- Opening Delimiter -

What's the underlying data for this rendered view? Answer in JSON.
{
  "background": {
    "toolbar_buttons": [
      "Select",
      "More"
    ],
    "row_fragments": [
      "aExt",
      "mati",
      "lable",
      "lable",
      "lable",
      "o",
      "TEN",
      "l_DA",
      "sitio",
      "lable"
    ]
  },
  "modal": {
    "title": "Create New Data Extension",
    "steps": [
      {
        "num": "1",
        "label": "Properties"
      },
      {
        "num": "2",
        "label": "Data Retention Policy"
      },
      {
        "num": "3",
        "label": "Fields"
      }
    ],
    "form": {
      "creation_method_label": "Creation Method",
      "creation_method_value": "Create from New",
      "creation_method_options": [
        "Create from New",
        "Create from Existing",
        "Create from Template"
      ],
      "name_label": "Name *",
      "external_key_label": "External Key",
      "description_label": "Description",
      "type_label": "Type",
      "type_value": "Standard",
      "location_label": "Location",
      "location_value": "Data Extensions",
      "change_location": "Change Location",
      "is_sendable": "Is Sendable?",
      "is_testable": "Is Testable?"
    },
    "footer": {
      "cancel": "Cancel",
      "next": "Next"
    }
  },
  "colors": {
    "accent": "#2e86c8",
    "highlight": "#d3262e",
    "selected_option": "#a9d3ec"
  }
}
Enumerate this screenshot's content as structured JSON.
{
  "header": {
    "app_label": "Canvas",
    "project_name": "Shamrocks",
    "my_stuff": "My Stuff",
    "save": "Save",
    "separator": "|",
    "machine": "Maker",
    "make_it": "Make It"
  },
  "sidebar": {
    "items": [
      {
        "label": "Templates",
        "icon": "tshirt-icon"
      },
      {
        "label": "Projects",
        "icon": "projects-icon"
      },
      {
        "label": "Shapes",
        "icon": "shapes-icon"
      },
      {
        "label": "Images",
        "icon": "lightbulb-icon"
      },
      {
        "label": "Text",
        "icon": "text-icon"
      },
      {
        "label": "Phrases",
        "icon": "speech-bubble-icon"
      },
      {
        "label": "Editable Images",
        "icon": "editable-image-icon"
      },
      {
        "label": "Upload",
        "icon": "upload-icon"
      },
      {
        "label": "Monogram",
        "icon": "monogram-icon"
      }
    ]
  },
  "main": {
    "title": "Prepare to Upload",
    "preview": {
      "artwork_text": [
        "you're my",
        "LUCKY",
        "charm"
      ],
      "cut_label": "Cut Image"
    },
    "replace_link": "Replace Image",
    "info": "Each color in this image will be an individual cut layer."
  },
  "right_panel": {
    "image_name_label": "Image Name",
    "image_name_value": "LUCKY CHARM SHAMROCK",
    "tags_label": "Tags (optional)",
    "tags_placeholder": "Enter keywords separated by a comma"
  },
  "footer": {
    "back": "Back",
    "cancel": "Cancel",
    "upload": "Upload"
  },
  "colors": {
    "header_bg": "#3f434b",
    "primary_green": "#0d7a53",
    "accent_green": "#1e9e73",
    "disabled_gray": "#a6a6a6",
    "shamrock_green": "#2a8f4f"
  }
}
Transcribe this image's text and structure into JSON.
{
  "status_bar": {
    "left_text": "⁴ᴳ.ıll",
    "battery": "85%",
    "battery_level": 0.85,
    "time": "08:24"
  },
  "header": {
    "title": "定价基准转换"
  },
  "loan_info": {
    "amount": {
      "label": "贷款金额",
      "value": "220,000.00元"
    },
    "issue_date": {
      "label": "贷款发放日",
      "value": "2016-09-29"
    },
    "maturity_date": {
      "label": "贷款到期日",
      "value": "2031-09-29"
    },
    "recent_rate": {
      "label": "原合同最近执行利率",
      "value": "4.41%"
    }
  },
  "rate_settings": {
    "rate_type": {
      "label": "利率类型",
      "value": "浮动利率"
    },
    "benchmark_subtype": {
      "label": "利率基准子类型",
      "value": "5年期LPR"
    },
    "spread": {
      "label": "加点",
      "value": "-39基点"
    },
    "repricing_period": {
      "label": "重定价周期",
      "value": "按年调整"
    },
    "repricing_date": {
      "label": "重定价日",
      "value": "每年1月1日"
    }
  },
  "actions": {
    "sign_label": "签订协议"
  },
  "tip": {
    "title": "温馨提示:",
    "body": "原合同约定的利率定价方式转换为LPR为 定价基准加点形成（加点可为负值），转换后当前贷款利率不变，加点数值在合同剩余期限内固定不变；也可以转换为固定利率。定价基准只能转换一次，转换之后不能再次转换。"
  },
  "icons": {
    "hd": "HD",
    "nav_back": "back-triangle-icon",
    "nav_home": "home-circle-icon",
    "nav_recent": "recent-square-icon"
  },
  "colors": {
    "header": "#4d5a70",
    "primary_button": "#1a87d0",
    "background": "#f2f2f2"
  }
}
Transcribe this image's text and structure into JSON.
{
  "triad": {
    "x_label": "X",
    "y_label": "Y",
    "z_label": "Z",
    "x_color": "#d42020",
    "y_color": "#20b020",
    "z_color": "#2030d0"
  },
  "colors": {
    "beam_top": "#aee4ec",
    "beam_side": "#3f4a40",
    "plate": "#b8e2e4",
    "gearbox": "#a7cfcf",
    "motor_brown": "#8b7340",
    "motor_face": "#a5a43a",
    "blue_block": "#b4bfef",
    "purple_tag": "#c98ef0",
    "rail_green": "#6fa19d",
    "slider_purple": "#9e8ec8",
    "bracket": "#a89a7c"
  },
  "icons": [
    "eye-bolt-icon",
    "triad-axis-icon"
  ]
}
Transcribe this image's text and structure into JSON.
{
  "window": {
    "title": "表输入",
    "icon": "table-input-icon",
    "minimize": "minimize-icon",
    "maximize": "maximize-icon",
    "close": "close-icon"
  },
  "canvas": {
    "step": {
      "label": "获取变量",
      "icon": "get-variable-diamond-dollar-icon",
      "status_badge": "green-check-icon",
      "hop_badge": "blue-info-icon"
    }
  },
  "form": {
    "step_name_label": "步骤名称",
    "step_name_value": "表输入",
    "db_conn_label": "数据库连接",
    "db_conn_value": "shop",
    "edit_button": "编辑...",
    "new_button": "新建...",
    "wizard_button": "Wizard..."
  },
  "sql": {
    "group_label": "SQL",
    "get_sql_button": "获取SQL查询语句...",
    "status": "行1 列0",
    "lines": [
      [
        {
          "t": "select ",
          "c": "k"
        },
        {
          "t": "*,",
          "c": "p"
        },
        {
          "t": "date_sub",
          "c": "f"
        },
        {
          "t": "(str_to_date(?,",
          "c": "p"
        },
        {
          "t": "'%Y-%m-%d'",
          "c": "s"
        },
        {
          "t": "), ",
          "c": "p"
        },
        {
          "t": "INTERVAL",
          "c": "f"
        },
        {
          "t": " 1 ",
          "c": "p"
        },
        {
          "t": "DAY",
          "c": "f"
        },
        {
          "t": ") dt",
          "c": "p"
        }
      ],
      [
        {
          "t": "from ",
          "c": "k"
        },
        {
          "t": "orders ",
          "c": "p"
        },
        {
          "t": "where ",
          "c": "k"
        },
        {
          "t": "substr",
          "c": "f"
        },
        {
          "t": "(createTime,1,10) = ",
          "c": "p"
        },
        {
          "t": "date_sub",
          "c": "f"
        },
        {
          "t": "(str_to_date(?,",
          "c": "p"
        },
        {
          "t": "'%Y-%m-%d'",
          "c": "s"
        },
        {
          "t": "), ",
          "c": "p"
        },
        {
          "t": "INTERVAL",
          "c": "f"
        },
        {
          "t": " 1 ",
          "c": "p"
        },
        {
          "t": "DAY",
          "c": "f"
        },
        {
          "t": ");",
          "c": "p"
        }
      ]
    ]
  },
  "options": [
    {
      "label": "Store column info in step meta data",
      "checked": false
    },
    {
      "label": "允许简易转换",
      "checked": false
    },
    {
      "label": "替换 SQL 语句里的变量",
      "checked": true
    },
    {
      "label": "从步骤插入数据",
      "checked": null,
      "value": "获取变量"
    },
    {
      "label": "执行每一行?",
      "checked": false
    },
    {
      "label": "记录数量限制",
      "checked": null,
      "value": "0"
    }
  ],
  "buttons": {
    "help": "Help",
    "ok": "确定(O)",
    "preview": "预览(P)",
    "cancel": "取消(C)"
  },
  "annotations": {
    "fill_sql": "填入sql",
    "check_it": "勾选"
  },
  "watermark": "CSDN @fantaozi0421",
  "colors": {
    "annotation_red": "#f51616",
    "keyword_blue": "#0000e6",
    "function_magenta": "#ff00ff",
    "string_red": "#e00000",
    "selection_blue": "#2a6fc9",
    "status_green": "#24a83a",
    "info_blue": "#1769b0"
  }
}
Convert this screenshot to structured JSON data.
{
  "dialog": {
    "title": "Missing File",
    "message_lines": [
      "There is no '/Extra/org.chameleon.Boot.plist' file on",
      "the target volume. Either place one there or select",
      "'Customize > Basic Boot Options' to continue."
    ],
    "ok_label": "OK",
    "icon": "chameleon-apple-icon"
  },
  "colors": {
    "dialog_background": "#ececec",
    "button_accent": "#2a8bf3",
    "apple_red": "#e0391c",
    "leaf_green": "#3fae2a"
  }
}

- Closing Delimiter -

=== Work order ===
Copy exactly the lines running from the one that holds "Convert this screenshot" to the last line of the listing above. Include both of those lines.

=== Response to this exercise ===
Convert this screenshot to structured JSON data.
{
  "dialog": {
    "title": "Missing File",
    "message_lines": [
      "There is no '/Extra/org.chameleon.Boot.plist' file on",
      "the target volume. Either place one there or select",
      "'Customize > Basic Boot Options' to continue."
    ],
    "ok_label": "OK",
    "icon": "chameleon-apple-icon"
  },
  "colors": {
    "dialog_background": "#ececec",
    "button_accent": "#2a8bf3",
    "apple_red": "#e0391c",
    "leaf_green": "#3fae2a"
  }
}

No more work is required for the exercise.